┏━━
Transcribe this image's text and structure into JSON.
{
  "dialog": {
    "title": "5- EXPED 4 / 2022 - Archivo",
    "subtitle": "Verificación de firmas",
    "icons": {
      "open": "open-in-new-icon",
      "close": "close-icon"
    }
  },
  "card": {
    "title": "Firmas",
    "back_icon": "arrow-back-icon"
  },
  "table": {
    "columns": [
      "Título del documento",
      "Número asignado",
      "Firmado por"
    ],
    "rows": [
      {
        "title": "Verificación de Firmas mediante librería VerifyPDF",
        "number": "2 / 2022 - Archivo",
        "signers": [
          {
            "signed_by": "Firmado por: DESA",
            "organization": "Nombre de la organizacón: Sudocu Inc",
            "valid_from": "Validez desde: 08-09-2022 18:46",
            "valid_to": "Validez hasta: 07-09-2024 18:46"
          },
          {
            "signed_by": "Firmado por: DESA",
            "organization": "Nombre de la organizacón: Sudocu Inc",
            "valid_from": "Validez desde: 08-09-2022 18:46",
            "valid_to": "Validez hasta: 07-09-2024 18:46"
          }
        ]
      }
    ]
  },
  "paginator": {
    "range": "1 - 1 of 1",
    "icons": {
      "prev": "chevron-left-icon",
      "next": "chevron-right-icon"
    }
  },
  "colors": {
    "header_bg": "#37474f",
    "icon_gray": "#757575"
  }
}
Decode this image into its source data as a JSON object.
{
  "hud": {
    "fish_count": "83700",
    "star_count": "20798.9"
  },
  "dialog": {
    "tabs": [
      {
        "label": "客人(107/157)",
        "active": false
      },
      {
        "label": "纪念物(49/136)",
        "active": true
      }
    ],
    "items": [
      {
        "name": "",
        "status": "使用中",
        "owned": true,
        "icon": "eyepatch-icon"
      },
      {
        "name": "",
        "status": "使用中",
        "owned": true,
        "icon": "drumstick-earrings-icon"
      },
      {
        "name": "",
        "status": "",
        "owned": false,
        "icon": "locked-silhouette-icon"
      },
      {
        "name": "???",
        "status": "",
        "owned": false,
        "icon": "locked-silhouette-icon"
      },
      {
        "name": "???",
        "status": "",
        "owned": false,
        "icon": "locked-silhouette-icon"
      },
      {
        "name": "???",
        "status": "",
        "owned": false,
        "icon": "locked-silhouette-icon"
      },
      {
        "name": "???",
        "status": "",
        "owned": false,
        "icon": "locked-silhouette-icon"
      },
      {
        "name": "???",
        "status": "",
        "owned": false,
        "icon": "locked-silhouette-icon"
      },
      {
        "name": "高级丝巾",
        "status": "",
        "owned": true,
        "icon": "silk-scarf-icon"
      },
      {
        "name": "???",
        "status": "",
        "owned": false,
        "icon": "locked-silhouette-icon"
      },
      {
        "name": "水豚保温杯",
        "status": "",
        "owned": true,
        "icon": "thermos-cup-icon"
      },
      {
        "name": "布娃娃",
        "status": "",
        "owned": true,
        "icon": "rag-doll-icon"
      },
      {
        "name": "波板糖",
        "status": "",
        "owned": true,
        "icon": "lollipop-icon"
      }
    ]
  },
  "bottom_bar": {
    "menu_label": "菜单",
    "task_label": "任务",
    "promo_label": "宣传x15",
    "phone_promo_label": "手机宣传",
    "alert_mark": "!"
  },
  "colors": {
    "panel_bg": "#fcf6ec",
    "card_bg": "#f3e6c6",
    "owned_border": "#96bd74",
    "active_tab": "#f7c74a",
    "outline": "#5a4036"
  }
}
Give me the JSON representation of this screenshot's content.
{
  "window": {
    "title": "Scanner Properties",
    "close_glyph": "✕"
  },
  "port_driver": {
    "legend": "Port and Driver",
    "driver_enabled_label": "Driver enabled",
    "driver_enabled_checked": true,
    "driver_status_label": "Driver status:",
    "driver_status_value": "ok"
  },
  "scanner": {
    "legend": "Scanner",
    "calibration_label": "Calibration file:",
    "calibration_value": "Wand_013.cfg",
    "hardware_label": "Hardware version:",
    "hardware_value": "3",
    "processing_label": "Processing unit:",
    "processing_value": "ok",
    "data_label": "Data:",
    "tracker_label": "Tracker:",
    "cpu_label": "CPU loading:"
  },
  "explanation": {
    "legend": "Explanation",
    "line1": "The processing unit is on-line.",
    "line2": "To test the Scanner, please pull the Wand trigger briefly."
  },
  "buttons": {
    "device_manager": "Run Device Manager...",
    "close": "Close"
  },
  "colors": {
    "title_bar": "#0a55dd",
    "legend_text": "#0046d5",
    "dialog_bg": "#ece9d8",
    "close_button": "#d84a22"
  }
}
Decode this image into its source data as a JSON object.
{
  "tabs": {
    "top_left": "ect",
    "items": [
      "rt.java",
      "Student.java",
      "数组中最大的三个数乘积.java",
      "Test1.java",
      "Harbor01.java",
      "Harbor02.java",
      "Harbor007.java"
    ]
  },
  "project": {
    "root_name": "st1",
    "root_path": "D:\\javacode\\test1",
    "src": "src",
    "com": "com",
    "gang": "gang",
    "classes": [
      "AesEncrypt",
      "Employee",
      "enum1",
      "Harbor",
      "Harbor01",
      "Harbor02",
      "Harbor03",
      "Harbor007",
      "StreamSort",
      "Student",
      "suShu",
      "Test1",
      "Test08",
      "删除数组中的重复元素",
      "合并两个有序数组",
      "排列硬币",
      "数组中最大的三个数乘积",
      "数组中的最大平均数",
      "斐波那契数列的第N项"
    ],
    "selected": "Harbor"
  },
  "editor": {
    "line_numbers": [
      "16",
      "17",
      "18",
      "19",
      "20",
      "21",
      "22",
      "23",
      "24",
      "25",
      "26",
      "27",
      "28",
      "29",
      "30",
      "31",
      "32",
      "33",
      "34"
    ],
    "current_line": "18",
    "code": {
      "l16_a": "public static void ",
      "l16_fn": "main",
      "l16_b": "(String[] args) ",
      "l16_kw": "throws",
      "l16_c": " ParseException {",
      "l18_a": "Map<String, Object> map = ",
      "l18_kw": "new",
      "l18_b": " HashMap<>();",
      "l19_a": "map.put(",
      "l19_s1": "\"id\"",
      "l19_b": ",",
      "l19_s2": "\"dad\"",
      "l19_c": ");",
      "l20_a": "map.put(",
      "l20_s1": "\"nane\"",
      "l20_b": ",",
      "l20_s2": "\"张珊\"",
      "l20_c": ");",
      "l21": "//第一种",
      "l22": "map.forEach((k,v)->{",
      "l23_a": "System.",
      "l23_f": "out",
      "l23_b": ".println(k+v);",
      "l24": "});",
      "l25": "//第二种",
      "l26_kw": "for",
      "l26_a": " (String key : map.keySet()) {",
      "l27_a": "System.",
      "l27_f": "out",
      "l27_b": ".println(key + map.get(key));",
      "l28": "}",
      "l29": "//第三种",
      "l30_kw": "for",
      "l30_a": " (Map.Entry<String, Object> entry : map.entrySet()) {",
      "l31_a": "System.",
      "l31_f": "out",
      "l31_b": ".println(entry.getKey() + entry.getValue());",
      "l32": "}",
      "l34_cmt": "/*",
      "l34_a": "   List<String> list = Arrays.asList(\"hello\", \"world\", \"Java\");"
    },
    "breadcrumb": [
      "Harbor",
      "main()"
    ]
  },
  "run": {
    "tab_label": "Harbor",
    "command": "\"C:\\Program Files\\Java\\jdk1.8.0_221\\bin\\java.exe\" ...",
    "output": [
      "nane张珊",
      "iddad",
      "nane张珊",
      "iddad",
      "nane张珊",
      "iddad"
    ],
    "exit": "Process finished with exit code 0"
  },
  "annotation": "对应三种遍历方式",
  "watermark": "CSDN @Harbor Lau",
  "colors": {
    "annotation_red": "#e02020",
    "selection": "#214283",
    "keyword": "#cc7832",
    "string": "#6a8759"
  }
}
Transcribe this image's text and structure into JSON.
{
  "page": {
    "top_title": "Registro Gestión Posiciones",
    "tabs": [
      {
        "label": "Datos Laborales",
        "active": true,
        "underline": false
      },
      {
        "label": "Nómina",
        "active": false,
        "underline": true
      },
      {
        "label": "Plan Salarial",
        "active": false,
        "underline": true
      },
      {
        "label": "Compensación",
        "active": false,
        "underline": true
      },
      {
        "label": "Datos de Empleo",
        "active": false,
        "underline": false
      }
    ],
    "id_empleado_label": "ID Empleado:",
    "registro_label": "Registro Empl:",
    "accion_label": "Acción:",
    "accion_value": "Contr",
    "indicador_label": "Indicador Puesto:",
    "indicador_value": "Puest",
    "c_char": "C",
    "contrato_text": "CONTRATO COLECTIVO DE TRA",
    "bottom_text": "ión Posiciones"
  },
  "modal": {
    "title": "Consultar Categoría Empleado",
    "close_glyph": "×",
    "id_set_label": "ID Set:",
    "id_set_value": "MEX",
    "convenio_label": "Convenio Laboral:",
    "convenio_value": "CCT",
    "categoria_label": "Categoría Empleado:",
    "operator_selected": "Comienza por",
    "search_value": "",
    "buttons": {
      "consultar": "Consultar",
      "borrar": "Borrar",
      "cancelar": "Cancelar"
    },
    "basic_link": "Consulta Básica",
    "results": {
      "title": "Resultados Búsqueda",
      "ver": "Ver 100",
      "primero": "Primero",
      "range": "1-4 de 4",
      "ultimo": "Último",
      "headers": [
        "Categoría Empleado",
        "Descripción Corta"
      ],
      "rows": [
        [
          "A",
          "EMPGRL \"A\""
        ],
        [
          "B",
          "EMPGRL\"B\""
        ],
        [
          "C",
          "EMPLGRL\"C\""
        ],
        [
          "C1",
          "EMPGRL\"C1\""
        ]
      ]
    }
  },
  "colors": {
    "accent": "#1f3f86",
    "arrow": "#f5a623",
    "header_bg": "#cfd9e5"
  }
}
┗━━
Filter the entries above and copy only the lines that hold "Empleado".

■ Answer box ■
    "id_empleado_label": "ID Empleado:",
    "title": "Consultar Categoría Empleado",
    "categoria_label": "Categoría Empleado:",
        "Categoría Empleado",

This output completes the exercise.